Clean Up After Yourself
Leaving uneaten food on the streets without cleaning up afterwards can lead to rats, bugs, and all sorts of infestations that you really wouldn’t want to see in your community. It’s best to leave the food on a plate or paper (but not newspaper) for no more than half an hour – any longer and the wet food will start to spoil. Leaving water out for too long also leads to potential risk of dengue, which is prevalent in Singapore.
In these COVID-19 times, of course, be sure to observe all social distancing protocols as well. Wear a mask at all times, and do your feeding away from high human traffic areas.
Trap-neuter-release, or TNR, refers to the process of trapping community cats in a non-harmful way, before bringing them to a professional veterinarian to be spayed and vaccinated. Project LUNI counts its TNR program as one of its most imperative pillars. Only by reducing the number of cats born on the streets can their suffering be lightened, and their population controlled in a humane way.
Project LUNI works with other cat welfare groups and professional veterinarians to get street cats sterilised at an affordable cost. Feeders who notice new, unsterilised cats in their area can also inform the non-profit, who can then organise their sterilisation.
The Importance of Neutering
You might be thinking – hey, it’s just one stray cat. How many kittens can she possibly have such that we need to neuter her?
Unfortunately, the amount of cats that can come from one unspayed cat is an exponential function. One cat can have offspring that continue to have more kittens – leading to 4905 kittens in 7 years, and a whopping 49,000 kittens in 10 years.
This overpopulation leads to a lot of unloved cats living on the streets, with shelters and animal welfare organisations too inundated to take care of them. A lot of kittens that are left with shelters, sadly, end up being euthanised. Hence, TNR is important to the welfare of stray cats – not only in terms of the future, but the present as well.
Benefits of TNR
TNR, moreover, also benefits the cat being spayed. Cats that have been neutered are less territorial, which leads to less fighting between cats. Consequently, there is lower risk of them getting wounded in attacks from other cats.

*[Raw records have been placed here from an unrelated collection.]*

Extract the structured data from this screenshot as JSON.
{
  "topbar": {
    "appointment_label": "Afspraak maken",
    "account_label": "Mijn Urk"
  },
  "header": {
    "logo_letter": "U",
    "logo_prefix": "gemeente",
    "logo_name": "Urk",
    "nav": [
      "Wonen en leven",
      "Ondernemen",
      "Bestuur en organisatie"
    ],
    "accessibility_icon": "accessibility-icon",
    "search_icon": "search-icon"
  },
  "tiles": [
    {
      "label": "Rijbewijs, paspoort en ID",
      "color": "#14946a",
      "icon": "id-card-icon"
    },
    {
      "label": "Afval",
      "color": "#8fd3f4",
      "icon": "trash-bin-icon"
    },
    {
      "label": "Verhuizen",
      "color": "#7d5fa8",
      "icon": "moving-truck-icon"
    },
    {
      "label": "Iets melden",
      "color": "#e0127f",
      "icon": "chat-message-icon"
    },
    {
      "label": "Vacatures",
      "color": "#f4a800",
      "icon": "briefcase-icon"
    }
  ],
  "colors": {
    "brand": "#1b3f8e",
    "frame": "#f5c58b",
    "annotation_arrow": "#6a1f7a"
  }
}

This decline in territorial behaviour is also good news for the community. It reduces cats’ tendency to urinate in communal spaces or caterwaul, deterring complaints from folks who might otherwise call for the catching of these cats.
Best of all, neutered kitties have a longer lifespan as compared to cats who haven’t been spayed. They gain weight in a healthier manner after getting spayed, and have a better fur condition as well. Unrestricted numbers of pregnancies in cats can lead to various diseases and cancers, the risk of which can be mitigated through TNR. Besides neutering, vaccination is also carried out during TNR, which protects them from rabies and other infectious diseases.

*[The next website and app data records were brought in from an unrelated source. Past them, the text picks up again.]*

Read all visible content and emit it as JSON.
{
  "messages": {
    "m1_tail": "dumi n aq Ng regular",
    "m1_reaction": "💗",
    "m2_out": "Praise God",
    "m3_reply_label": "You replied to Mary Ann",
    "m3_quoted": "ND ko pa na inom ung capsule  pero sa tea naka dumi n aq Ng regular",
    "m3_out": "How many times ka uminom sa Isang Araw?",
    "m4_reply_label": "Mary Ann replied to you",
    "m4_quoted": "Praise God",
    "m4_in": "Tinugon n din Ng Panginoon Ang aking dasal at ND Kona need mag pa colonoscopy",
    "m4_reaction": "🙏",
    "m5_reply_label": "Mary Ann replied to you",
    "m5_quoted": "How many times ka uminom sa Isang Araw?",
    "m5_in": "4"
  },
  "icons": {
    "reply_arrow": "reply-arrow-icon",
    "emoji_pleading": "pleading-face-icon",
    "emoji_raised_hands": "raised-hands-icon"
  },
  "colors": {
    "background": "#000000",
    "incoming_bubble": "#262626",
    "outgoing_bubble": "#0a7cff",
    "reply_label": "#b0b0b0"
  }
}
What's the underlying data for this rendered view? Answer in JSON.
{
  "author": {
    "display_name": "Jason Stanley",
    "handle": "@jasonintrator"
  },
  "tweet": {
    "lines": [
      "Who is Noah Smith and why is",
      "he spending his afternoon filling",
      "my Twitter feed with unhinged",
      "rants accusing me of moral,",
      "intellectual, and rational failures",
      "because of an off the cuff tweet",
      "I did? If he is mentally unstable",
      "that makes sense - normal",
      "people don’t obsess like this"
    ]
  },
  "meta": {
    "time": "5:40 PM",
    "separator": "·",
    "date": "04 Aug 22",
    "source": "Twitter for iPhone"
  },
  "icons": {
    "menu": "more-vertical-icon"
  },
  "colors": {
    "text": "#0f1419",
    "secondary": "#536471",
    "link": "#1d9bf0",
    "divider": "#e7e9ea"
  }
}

Project LUNI is a Singapore-registered non-profit organization that has been saving street cats and kittens since 2017. Founded by Nina Heusler-Astolfi and Lukas Heusler, the project focuses on four pillars: Rehoming kittens, daily feeding of street cats, Trap-Neuter-Release (TNR) and medical care for street cats. Together with a passionate team of volunteers they successfully rehomed 117 cats in 2019 and have also sterilised more than 400 cats since their inception.
All of Project LUNI’s kittens and cats are vaccinated, dewormed and treated against fleas and mites if necessary. They have visited a vet for at least one full health check and will give you the vaccination booklet at the adoption date. Mostly, Project LUNI understands how important it is to socialise and shower them with love so they will make a perfect family member and are happy to live in a home before putting them up for adoption.

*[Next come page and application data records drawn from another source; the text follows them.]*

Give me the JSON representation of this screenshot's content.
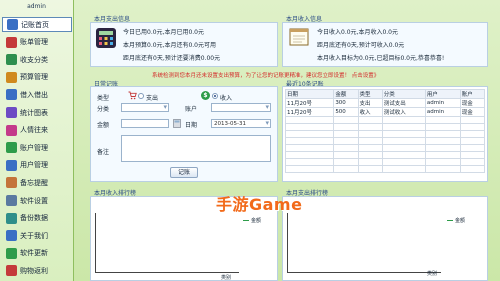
{
  "sidebar": {
    "user": "admin",
    "items": [
      {
        "label": "记账首页",
        "icon": "ledger-icon",
        "color": "#3a6fc4"
      },
      {
        "label": "账单管理",
        "icon": "bill-icon",
        "color": "#c43a3a"
      },
      {
        "label": "收支分类",
        "icon": "category-icon",
        "color": "#2e8f4e"
      },
      {
        "label": "预算管理",
        "icon": "budget-icon",
        "color": "#d08a1e"
      },
      {
        "label": "借入借出",
        "icon": "loan-icon",
        "color": "#3a6fc4"
      },
      {
        "label": "统计图表",
        "icon": "chart-icon",
        "color": "#6d4bc4"
      },
      {
        "label": "人情往来",
        "icon": "people-icon",
        "color": "#c43a8a"
      },
      {
        "label": "账户管理",
        "icon": "account-icon",
        "color": "#2e9c4a"
      },
      {
        "label": "用户管理",
        "icon": "user-icon",
        "color": "#3a6fc4"
      },
      {
        "label": "备忘提醒",
        "icon": "memo-icon",
        "color": "#c4743a"
      },
      {
        "label": "软件设置",
        "icon": "settings-icon",
        "color": "#5a7aa0"
      },
      {
        "label": "备份数据",
        "icon": "backup-icon",
        "color": "#2e8f8a"
      },
      {
        "label": "关于我们",
        "icon": "info-icon",
        "color": "#3a6fc4"
      },
      {
        "label": "软件更新",
        "icon": "update-icon",
        "color": "#2e9c4a"
      },
      {
        "label": "购物返利",
        "icon": "shopping-icon",
        "color": "#c43a3a"
      }
    ]
  },
  "expense_info": {
    "title": "本月支出信息",
    "line1": "今日已用0.0元,本月已用0.0元",
    "line2": "本月预算0.0元,本月还有0.0元可用",
    "line3": "距月底还有0天,预计还要消费0.00元"
  },
  "income_info": {
    "title": "本月收入信息",
    "line1": "今日收入0.0元,本月收入0.0元",
    "line2": "距月底还有0天,预计可收入0.0元",
    "line3": "本月收入目标为0.0元,已超目标0.0元,恭喜恭喜!"
  },
  "daily": {
    "title": "日常记账",
    "warning": "系统检测到您本月还未设置支出预算，为了让您的记账更精准，建议您立即设置！ 点击设置》",
    "type_label": "类型",
    "expense_radio": "支出",
    "income_radio": "收入",
    "category_label": "分类",
    "account_label": "账户",
    "amount_label": "金额",
    "date_label": "日期",
    "date_value": "2013-05-31",
    "note_label": "备注",
    "submit_label": "记账"
  },
  "recent": {
    "title": "最近10条记账",
    "headers": [
      "日期",
      "金额",
      "类型",
      "分类",
      "用户",
      "账户"
    ],
    "rows": [
      [
        "11月20号",
        "300",
        "支出",
        "测试支出",
        "admin",
        "现金"
      ],
      [
        "11月20号",
        "500",
        "收入",
        "测试收入",
        "admin",
        "现金"
      ]
    ]
  },
  "income_rank": {
    "title": "本月收入排行榜",
    "legend": "金额",
    "axis": "类别"
  },
  "expense_rank": {
    "title": "本月支出排行榜",
    "legend": "金额",
    "axis": "类别"
  },
  "watermark": "手游Game"
}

Check out the latest adoption posts on their Facebook and Instagram pages and in our weekly newsletter. Project LUNI also provides regular tips on how to care for your felines on their socials, so you’re welcome to drop them a message if you have any questions.
All photos courtesy of @marzelphoto and Project LUNI.